Dan Marshall offers advice on developing multiplayer games following his experience with Gun Monkeys
Hello! So it’s been about a year since Gun Monkeys come out, and because I took some innovative steps to keep it alive, I still get a lot of people asking me for advice.
The TL;DR is really: if you’re an indie developer, don’t make multiplayer games. There are exceptions, naturally, but by-and-large the number of customers you’re ever likely to get simply isn’t there to support it.
Gun Monkeys was designed as a 1-on-1 game specifically to keep it easy to set up. There’s no waiting for 4 other players to turn up, you just need one opponent and you’re good to go. It was designed to be played among friends – you message someone and say “hey, quick game of GM?” and meet and play. That was the idea; that was my way of getting around the fact that it was never likely to sell enough copies to have full servers.
Sadly, that’s not what people expect from a multiplayer game. People expect to log in, and find someone of the exact same skill to play against. At 3am. I did everything I could to accommodate that, but it was never going to happen, was it? This is not just the case for me, indie multiplayer servers are dry all over.
Here’s what I’ve learned by doing this. If you’re adamant about making a multiplayer game, these suggestions are things you 100% should do.
Get hype. You can release a great game and it’ll build hype over time. That doesn’t work with multiplayer, because you need the support there from the very first second it launches. You need to have hundreds of thousands of people champing at the bit to play, if not millions, in order for the game to be successful. Be prepared to make your game, finish it, and then spenda year or so promoting it at shows and building interest before releasing it.
Release to the press WAY before launch. Pretty much every single review of GM says the servers are empty (because, like most people, the reviewers kind of didn’t expect to ever have to arrange their own matches), and it became a self-perpetuating myth. Less people bought it because the servers were empty, so the servers were more empty when people did reviews. And so on. Press need the game well in advance.
Add in bots.

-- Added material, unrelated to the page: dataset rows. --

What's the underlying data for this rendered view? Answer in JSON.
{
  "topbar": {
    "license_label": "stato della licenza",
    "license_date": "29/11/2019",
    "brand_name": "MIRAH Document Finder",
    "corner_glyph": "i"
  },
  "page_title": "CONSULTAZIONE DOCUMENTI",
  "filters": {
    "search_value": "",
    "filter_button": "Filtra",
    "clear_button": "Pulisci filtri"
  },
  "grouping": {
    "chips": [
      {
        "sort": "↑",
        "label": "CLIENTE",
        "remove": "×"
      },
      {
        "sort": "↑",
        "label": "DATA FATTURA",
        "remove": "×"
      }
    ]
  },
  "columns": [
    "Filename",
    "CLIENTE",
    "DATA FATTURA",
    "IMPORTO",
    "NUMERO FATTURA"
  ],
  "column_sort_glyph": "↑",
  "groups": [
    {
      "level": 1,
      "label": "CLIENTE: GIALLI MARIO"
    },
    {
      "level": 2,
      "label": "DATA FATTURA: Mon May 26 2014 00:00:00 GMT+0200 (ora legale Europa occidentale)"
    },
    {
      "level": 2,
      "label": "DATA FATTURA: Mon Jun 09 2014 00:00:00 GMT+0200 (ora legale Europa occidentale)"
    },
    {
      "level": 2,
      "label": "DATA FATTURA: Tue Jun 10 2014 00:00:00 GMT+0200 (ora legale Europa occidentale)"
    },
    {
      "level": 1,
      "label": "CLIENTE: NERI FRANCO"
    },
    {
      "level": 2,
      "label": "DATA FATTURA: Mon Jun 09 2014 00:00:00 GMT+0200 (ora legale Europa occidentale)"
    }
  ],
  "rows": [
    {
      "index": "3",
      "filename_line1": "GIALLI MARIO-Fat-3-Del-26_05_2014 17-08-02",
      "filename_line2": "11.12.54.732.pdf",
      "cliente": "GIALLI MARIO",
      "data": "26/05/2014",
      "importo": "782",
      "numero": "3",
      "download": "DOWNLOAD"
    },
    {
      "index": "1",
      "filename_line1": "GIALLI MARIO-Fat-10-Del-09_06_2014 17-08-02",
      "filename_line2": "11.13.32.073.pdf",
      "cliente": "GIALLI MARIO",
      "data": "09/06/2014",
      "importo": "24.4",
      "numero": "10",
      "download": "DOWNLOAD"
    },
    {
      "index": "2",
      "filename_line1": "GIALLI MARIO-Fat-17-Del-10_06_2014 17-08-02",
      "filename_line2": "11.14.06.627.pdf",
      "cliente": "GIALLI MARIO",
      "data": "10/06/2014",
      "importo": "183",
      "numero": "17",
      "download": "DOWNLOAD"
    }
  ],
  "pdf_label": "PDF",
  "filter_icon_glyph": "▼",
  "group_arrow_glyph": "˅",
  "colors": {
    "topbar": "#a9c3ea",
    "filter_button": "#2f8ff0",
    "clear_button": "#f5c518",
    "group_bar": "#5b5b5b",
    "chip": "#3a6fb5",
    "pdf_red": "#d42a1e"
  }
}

You’ll need to heavily invest in human-like AI to keep people happy. People will complain the AI is shit, and building AI is going to be massively expensive. As an indie, can you cover the cost of that? Simply adding multiplayer to a singleplayer game doesn’t solve the problem, either. People will still log in looking for a game, and log out to play singleplayer. They might as well be standalone games, right?

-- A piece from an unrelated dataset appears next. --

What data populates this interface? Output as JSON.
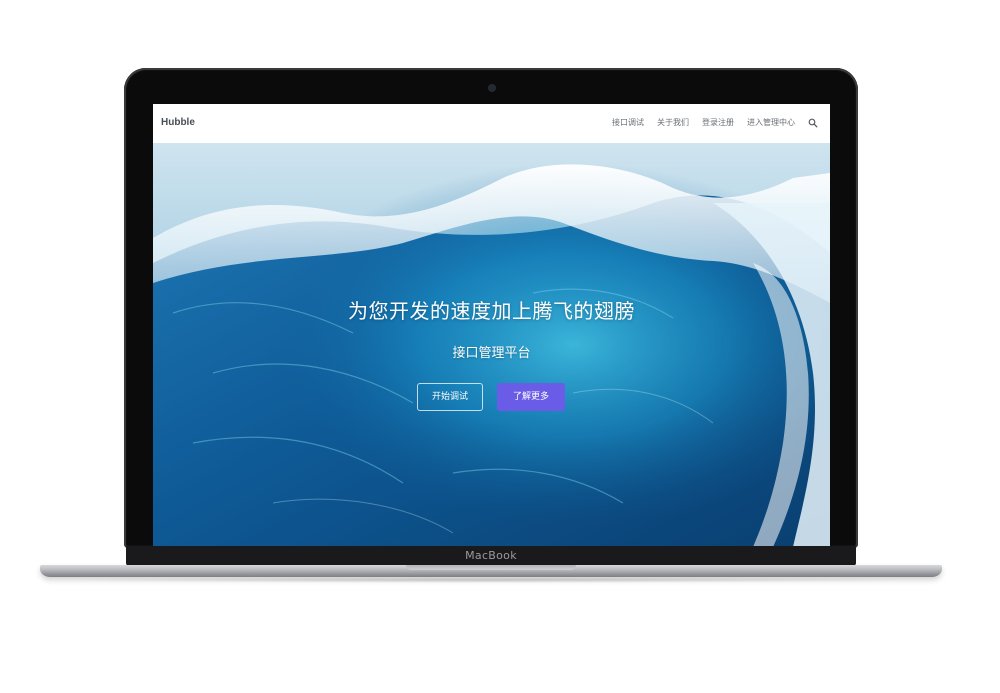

Buy advertising. You’re going to need to get your game EVERYWHERE. If you sell a million copies at launch, at any one time you’re likely to have a handful of people looking to play. People have jobs and school and are playing different games or watching Netflix. The Copies Sold : Players Online ratio is preposterous. Spending money will help that. Have you got an advertising budget? Because most don’t. Whatever it is, stick a 0 on the end.

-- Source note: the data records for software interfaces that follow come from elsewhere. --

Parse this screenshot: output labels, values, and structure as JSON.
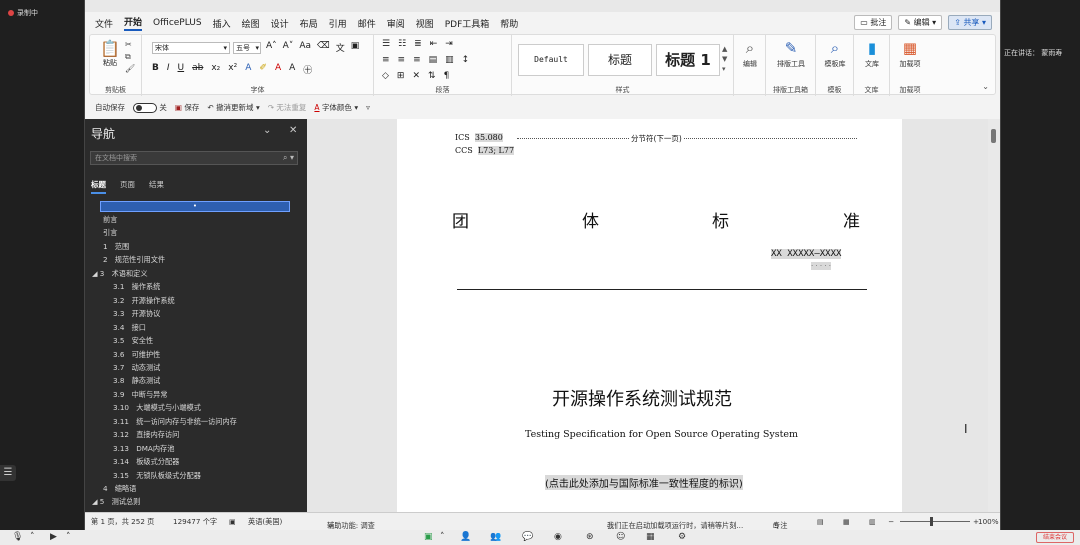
{
  "meeting": {
    "recording_label": "录制中",
    "speaking_label": "正在讲话：",
    "speaker_name": "蒙雨寿",
    "end_button": "结束会议"
  },
  "menu": {
    "tabs": [
      "文件",
      "开始",
      "OfficePLUS",
      "插入",
      "绘图",
      "设计",
      "布局",
      "引用",
      "邮件",
      "审阅",
      "视图",
      "PDF工具箱",
      "帮助"
    ],
    "active_tab": "开始",
    "comment": "批注",
    "edit": "编辑",
    "share": "共享"
  },
  "ribbon": {
    "clipboard": {
      "paste": "粘贴",
      "label": "剪贴板"
    },
    "font": {
      "name": "宋体",
      "size": "五号",
      "label": "字体"
    },
    "paragraph": {
      "label": "段落"
    },
    "styles": {
      "s1": "Default",
      "s2": "标题",
      "s3": "标题 1",
      "label": "样式"
    },
    "editing": {
      "label": "编辑"
    },
    "typeset": {
      "btn": "排版工具",
      "label": "排版工具箱"
    },
    "template": {
      "btn": "模板库",
      "label": "模板"
    },
    "library": {
      "btn": "文库",
      "label": "文库"
    },
    "addin": {
      "btn": "加载项",
      "label": "加载项"
    }
  },
  "qat": {
    "autosave": "自动保存",
    "autosave_state": "关",
    "save": "保存",
    "undo": "撤消更新域",
    "redo": "无法重复",
    "font_color": "字体颜色"
  },
  "nav": {
    "title": "导航",
    "search_placeholder": "在文档中搜索",
    "tabs": [
      "标题",
      "页面",
      "结果"
    ],
    "items": [
      {
        "text": "前言"
      },
      {
        "text": "引言"
      },
      {
        "text": "1　范围"
      },
      {
        "text": "2　规范性引用文件"
      },
      {
        "text": "◢ 3　术语和定义"
      },
      {
        "text": "3.1　操作系统"
      },
      {
        "text": "3.2　开源操作系统"
      },
      {
        "text": "3.3　开源协议"
      },
      {
        "text": "3.4　接口"
      },
      {
        "text": "3.5　安全性"
      },
      {
        "text": "3.6　可维护性"
      },
      {
        "text": "3.7　动态测试"
      },
      {
        "text": "3.8　静态测试"
      },
      {
        "text": "3.9　中断与异常"
      },
      {
        "text": "3.10　大端模式与小端模式"
      },
      {
        "text": "3.11　统一访问内存与非统一访问内存"
      },
      {
        "text": "3.12　直接内存访问"
      },
      {
        "text": "3.13　DMA内存池"
      },
      {
        "text": "3.14　板级式分配器"
      },
      {
        "text": "3.15　无锁队板级式分配器"
      },
      {
        "text": "4　缩略语"
      },
      {
        "text": "◢ 5　测试总则"
      }
    ]
  },
  "doc": {
    "ics_label": "ICS",
    "ics_value": "35.080",
    "ccs_label": "CCS",
    "ccs_value": "L73; L77",
    "section_break": "分节符(下一页)",
    "group_chars": [
      "团",
      "体",
      "标",
      "准"
    ],
    "std_no": "XX XXXXX—XXXX",
    "std_dots": "· · · · ·",
    "title_cn": "开源操作系统测试规范",
    "title_en": "Testing Specification for Open Source Operating System",
    "consistency": "(点击此处添加与国际标准一致性程度的标识)"
  },
  "status": {
    "page": "第 1 页，共 252 页",
    "words": "129477 个字",
    "lang": "英语(美国)",
    "accessibility": "辅助功能: 调查",
    "loading": "我们正在启动加载项运行时，请稍等片刻...",
    "focus": "专注",
    "zoom": "100%"
  }
}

Keep things simple. It’s hard enough getting a game of Gun Monkeys as 1-on-1, let alone if it needed 4-8 players to get a match going. Design your game around the entire concept of the severs being empty.
Keep supporting it, to a degree. This is harder than it seems. I kept fixing bugs and tweaking gameplay for a few months, because of course, but there comes a point where you’re aware you need to get on with a new game in order to keep your company afloat. Adding new maps and characters and stuff seems like a sensible thing to do, but if the game doesn’t have the numbers already, what is it really going to achieve? Another 6 months dev time on a game that doesn’t have the oomph? That kind of support is strictly for games with a thriving community and a big demand for new content, but you need to be prepared to do it.
Have money. I think that’s the long and short of it. Whether it’s for tradeshows, advertising, or a year of support after release, you need to have the finances in place to fund multiplayer games.
I don’t want to be completely negative, I just think as indies we need to be aware that the numbers TitanFall sells in order to be a constantly-playable online game eclipses anything we could possibly hope to achieve. It’s a case of being very very boringly realistic. And there are exceptions, of course there are! I’m just letting you know what my experience has been
In short? My advice remains: don’t. It’s an expensive gamble. Gun Monkeys sold well, covered its own costs, generally got 7-8 out of 10 reviews, and only took a few months to make, so from that point of view it was a success.
But Gun Monkeys immediately got forgotten about. And that’s the saddest bit for me, because it’s genuinely a brillo little game that deserved a lot more attention.